Other applications
Two other applications have nothing to do with the original problem, but use similar ideas.
Reliability
The prototype here is a network where each edge may be open or closed; the network will operate if there is a path from source to sink consisting of open edges. More generally, there is a set S of components of a system, each of which may fail; there is a collection of subsets, closed upwards, such that the system will operate if the components in one of these sets have not failed. We want to calculate the probability that the system operates.
This can be calculated using inclusion-exclusion if we know the probabilities of the minimum sets in the collection and all of their intersections.
It may be possible to simplify the formula. We can encode the subsets of S for which the system works as monomials in variables indexed by S. Now the inclusion-exclusion formula can be simplified to one involving the Betti numbers of the quotient of the polynomial ring by this monomial ideal. The resulting formula may have many fewer than the 2^{|S|} terms involved in the PIE formula.
There is another advantage. The PIE formula can be truncated to give upper and lower bounds for the true value (the Bonferroni inequalities). The same is true of the formula involving the Betti numbers.
Markov bases
This comes from the work of Diaconis and Sturmfels on contingency tables. A contingency table is simply a matrix of non-negative integers with prescribed row and column sums. It is difficult to count contingency tables, even approximately, but it is important to be able to choose one at random. One possible tool for this is to create a Markov chain, in which a sequence of simple moves takes us to a random table. One simple move is: reduce the (i,k) and (j,l) entries by 1, and increase the (i,l) and (j,k) entries by 1.
More generally, given a fixed matrix A with non-negative integer entries, we want a Markov chain on the set of solutions of Ax = b, for given b. We can add to x any element of the kernel of A without changing b; so we need to take a set of generators of Ker(A) as a module over the integers. So we need to test whether given elements generate this kernel. This can be done by translating into commutative algebra. Any integer vector y in Ker(A) can be written as y^{+}−y^{−}, where the two vectors have non-negative integer coefficients.

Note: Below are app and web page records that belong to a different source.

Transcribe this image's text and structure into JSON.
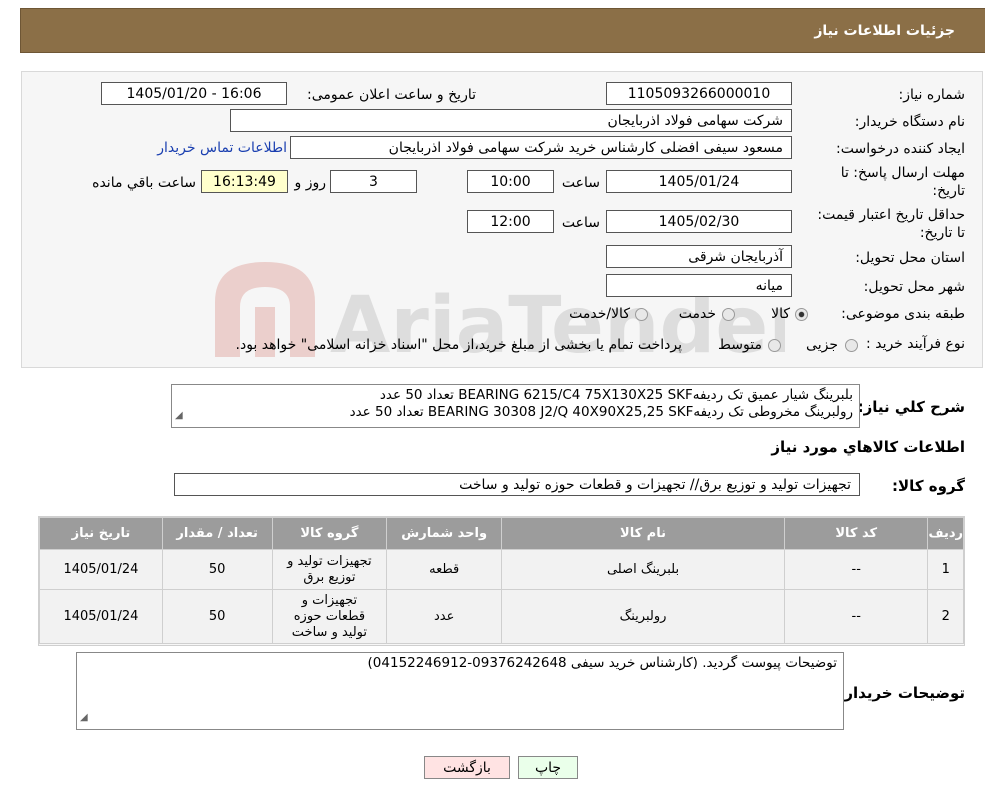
{
  "header": {
    "title": "جزئیات اطلاعات نیاز"
  },
  "form": {
    "need_number_label": "شماره نیاز:",
    "need_number": "1105093266000010",
    "announce_label": "تاریخ و ساعت اعلان عمومی:",
    "announce_value": "1405/01/20 - 16:06",
    "buyer_org_label": "نام دستگاه خریدار:",
    "buyer_org": "شرکت سهامی فولاد اذربایجان",
    "creator_label": "ایجاد کننده درخواست:",
    "creator": "مسعود سیفی افضلی کارشناس خرید شرکت سهامی فولاد اذربایجان",
    "contact_link": "اطلاعات تماس خریدار",
    "deadline_label": "مهلت ارسال پاسخ: تا تاریخ:",
    "deadline_date": "1405/01/24",
    "time_label": "ساعت",
    "deadline_time": "10:00",
    "days_value": "3",
    "days_label": "روز و",
    "remaining_time": "16:13:49",
    "remaining_label": "ساعت باقي مانده",
    "validity_label": "حداقل تاریخ اعتبار قیمت: تا تاریخ:",
    "validity_date": "1405/02/30",
    "validity_time": "12:00",
    "province_label": "استان محل تحویل:",
    "province": "آذربایجان شرقی",
    "city_label": "شهر محل تحویل:",
    "city": "میانه",
    "category_label": "طبقه بندی موضوعی:",
    "category_options": [
      "کالا",
      "خدمت",
      "کالا/خدمت"
    ],
    "process_label": "نوع فرآیند خرید :",
    "process_options": [
      "جزیی",
      "متوسط"
    ],
    "process_note": "پرداخت تمام یا بخشی از مبلغ خرید،از محل \"اسناد خزانه اسلامی\" خواهد بود."
  },
  "summary": {
    "label": "شرح کلي نیاز:",
    "line1": "بلبرینگ شیار عمیق تک ردیفهBEARING 6215/C4 75X130X25 SKF تعداد 50 عدد",
    "line2": "رولبرینگ مخروطی تک ردیفهBEARING 30308 J2/Q 40X90X25,25 SKF تعداد 50 عدد"
  },
  "goods_info_title": "اطلاعات کالاهاي مورد نیاز",
  "goods_group": {
    "label": "گروه کالا:",
    "value": "تجهیزات تولید و توزیع برق// تجهیزات و قطعات حوزه تولید و ساخت"
  },
  "table": {
    "headers": [
      "ردیف",
      "کد کالا",
      "نام کالا",
      "واحد شمارش",
      "گروه کالا",
      "تعداد / مقدار",
      "تاریخ نیاز"
    ],
    "rows": [
      {
        "idx": "1",
        "code": "--",
        "name": "بلبرینگ اصلی",
        "unit": "قطعه",
        "group": "تجهیزات تولید و توزیع برق",
        "qty": "50",
        "date": "1405/01/24"
      },
      {
        "idx": "2",
        "code": "--",
        "name": "رولبرینگ",
        "unit": "عدد",
        "group": "تجهیزات و قطعات حوزه تولید و ساخت",
        "qty": "50",
        "date": "1405/01/24"
      }
    ]
  },
  "buyer_notes": {
    "label": "توضیحات خریدار:",
    "text": "توضیحات پیوست گردید. (کارشناس خرید سیفی 09376242648-04152246912)"
  },
  "buttons": {
    "print": "چاپ",
    "back": "بازگشت"
  },
  "watermark": {
    "text": "AriaTender.neT"
  },
  "colors": {
    "header_bg": "#8b6f47",
    "table_header_bg": "#9c9c9c",
    "link": "#1a3fb0",
    "remaining_bg": "#ffffcc"
  }
}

A non-negative integer vector z can be translated into a monomial m(z) by using its entries as exponents. Now the vectors y^{+}−y^{−} generate the kernel if and only if the binomials m(y^{+})−m(y^{−}) generate the corresponding ideal. Now binomial ideals are not as simple as monomial ideals, but are still simpler (theoretically and computationally) than arbitrary ideals; so this is a reasonable way to proceed.
However this is not the final answer, since whatever moves we make in the Markov chain on solutions of Ax=b for fixed b must not take us outside the set of non-negative integer vectors, so some moves will have to be disallowed. There is a “local” form of the Diaconis–Sturmfels Theorem which covers this.
For a small example, consider the equation x+y=b. The “fibre” consists of the integer points on the line segment from (0,b) to (b,0). The moves ±(1,−1), restricted so as not to leave the fibre, clearly reach every point. If instead we use the moves ±(2,−2) and ±(3,−3), the fibres with b≥3 are connected, but the fibres with b=1 and b=2 each fall into two components. The corresponding binomials x^{2}−y^{2} and x^{3}−y^{3} generate an ideal of codimension 1 in the ideal generated by x−y.